* [PROBLEM REQUIREMENTS]
Set down each line of the material that follows, exactly, with no pictures.

* [PROVIDED ENTRIES]

____________

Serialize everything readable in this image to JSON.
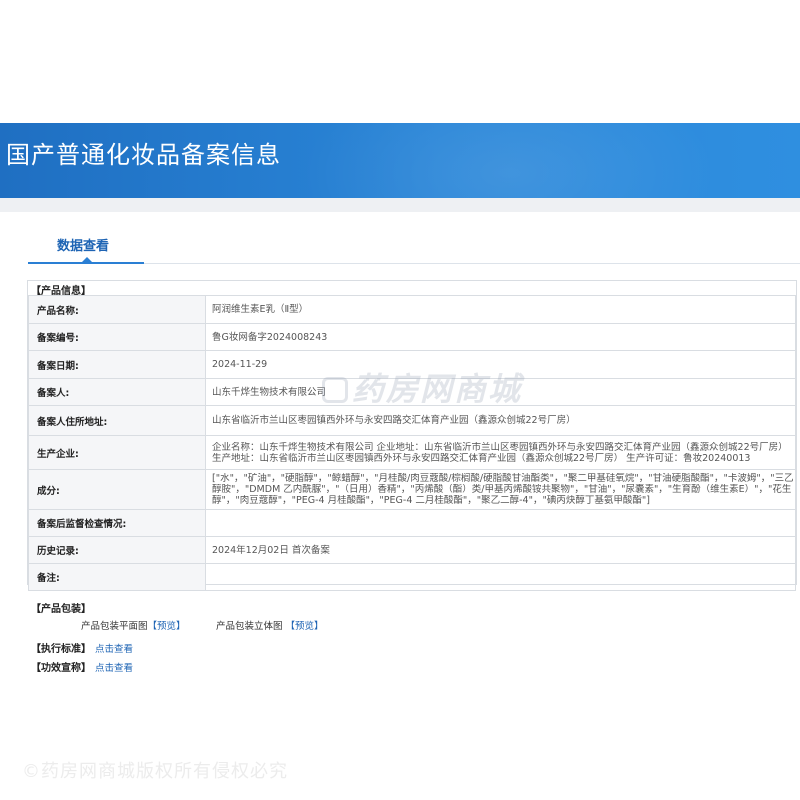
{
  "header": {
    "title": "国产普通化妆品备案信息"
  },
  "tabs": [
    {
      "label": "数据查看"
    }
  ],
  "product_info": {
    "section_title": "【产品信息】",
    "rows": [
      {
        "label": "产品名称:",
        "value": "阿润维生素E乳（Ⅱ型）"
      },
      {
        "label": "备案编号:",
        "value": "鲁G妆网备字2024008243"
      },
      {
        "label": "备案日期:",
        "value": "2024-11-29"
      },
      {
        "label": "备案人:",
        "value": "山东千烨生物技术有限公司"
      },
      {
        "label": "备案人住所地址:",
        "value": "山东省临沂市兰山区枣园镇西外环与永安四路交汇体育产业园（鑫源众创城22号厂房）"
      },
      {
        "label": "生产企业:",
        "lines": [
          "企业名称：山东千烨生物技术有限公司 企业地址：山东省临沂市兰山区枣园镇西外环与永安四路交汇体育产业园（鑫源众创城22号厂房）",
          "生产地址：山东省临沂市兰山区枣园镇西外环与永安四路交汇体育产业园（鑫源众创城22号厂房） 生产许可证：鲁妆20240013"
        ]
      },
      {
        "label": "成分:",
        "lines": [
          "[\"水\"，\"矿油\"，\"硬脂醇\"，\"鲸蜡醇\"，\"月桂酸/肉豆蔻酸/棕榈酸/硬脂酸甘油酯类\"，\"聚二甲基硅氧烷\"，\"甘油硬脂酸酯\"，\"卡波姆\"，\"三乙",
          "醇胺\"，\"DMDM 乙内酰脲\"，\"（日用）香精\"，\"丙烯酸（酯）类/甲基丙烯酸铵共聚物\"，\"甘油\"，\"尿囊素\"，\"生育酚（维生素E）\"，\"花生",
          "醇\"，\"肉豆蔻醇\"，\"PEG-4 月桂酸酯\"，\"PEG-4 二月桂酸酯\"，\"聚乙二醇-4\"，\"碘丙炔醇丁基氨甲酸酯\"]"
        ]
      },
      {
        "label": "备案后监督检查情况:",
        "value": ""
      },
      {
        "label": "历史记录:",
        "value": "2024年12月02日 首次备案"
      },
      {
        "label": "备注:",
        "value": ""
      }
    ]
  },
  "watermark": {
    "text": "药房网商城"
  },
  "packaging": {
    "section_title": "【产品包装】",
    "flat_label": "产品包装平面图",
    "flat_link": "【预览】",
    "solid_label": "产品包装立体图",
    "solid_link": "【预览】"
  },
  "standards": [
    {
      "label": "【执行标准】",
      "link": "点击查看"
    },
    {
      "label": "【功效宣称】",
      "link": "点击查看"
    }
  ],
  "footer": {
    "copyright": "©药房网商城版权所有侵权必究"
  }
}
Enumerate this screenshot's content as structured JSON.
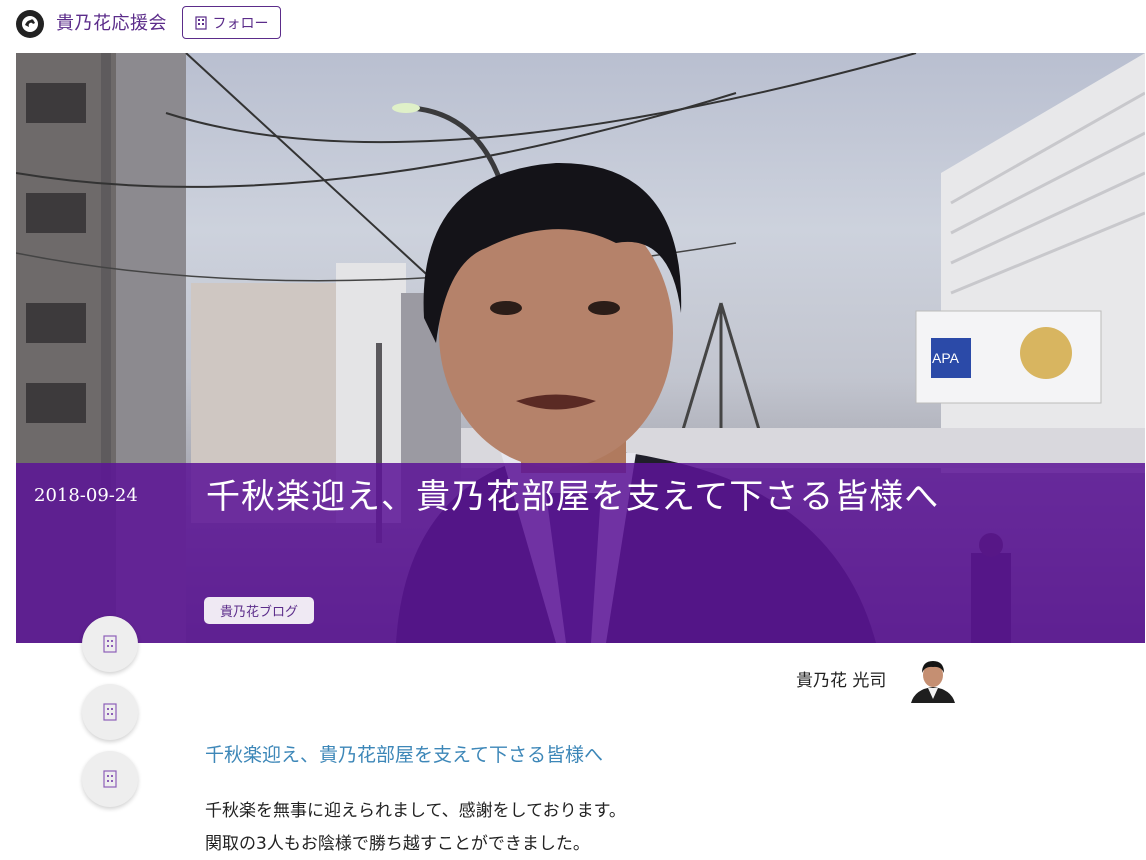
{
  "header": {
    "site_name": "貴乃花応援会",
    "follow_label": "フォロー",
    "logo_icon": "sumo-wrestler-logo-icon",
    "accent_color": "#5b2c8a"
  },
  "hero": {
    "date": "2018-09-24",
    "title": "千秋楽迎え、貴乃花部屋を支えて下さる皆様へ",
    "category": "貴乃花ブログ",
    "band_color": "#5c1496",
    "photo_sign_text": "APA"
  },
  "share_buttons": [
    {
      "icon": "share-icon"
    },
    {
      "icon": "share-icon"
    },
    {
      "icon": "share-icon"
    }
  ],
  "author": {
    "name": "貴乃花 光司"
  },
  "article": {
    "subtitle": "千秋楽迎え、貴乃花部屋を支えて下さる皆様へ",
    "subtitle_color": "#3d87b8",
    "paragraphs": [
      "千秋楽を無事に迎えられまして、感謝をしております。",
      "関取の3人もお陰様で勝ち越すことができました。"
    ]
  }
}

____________

* [TASK RESPONSE]
Serialize everything readable in this image to JSON.
{
  "header": {
    "title": "国产普通化妆品备案信息"
  },
  "tabs": [
    {
      "label": "数据查看"
    }
  ],
  "product_info": {
    "section_title": "【产品信息】",
    "rows": [
      {
        "label": "产品名称:",
        "value": "阿润维生素E乳（Ⅱ型）"
      },
      {
        "label": "备案编号:",
        "value": "鲁G妆网备字2024008243"
      },
      {
        "label": "备案日期:",
        "value": "2024-11-29"
      },
      {
        "label": "备案人:",
        "value": "山东千烨生物技术有限公司"
      },
      {
        "label": "备案人住所地址:",
        "value": "山东省临沂市兰山区枣园镇西外环与永安四路交汇体育产业园（鑫源众创城22号厂房）"
      },
      {
        "label": "生产企业:",
        "lines": [
          "企业名称：山东千烨生物技术有限公司 企业地址：山东省临沂市兰山区枣园镇西外环与永安四路交汇体育产业园（鑫源众创城22号厂房）",
          "生产地址：山东省临沂市兰山区枣园镇西外环与永安四路交汇体育产业园（鑫源众创城22号厂房） 生产许可证：鲁妆20240013"
        ]
      },
      {
        "label": "成分:",
        "lines": [
          "[\"水\"，\"矿油\"，\"硬脂醇\"，\"鲸蜡醇\"，\"月桂酸/肉豆蔻酸/棕榈酸/硬脂酸甘油酯类\"，\"聚二甲基硅氧烷\"，\"甘油硬脂酸酯\"，\"卡波姆\"，\"三乙",
          "醇胺\"，\"DMDM 乙内酰脲\"，\"（日用）香精\"，\"丙烯酸（酯）类/甲基丙烯酸铵共聚物\"，\"甘油\"，\"尿囊素\"，\"生育酚（维生素E）\"，\"花生",
          "醇\"，\"肉豆蔻醇\"，\"PEG-4 月桂酸酯\"，\"PEG-4 二月桂酸酯\"，\"聚乙二醇-4\"，\"碘丙炔醇丁基氨甲酸酯\"]"
        ]
      },
      {
        "label": "备案后监督检查情况:",
        "value": ""
      },
      {
        "label": "历史记录:",
        "value": "2024年12月02日 首次备案"
      },
      {
        "label": "备注:",
        "value": ""
      }
    ]
  },
  "watermark": {
    "text": "药房网商城"
  },
  "packaging": {
    "section_title": "【产品包装】",
    "flat_label": "产品包装平面图",
    "flat_link": "【预览】",
    "solid_label": "产品包装立体图",
    "solid_link": "【预览】"
  },
  "standards": [
    {
      "label": "【执行标准】",
      "link": "点击查看"
    },
    {
      "label": "【功效宣称】",
      "link": "点击查看"
    }
  ],
  "footer": {
    "copyright": "©药房网商城版权所有侵权必究"
  }
}
Enumerate this screenshot's content as structured JSON.
{
  "header": {
    "site_name": "貴乃花応援会",
    "follow_label": "フォロー",
    "logo_icon": "sumo-wrestler-logo-icon",
    "accent_color": "#5b2c8a"
  },
  "hero": {
    "date": "2018-09-24",
    "title": "千秋楽迎え、貴乃花部屋を支えて下さる皆様へ",
    "category": "貴乃花ブログ",
    "band_color": "#5c1496",
    "photo_sign_text": "APA"
  },
  "share_buttons": [
    {
      "icon": "share-icon"
    },
    {
      "icon": "share-icon"
    },
    {
      "icon": "share-icon"
    }
  ],
  "author": {
    "name": "貴乃花 光司"
  },
  "article": {
    "subtitle": "千秋楽迎え、貴乃花部屋を支えて下さる皆様へ",
    "subtitle_color": "#3d87b8",
    "paragraphs": [
      "千秋楽を無事に迎えられまして、感謝をしております。",
      "関取の3人もお陰様で勝ち越すことができました。"
    ]
  }
}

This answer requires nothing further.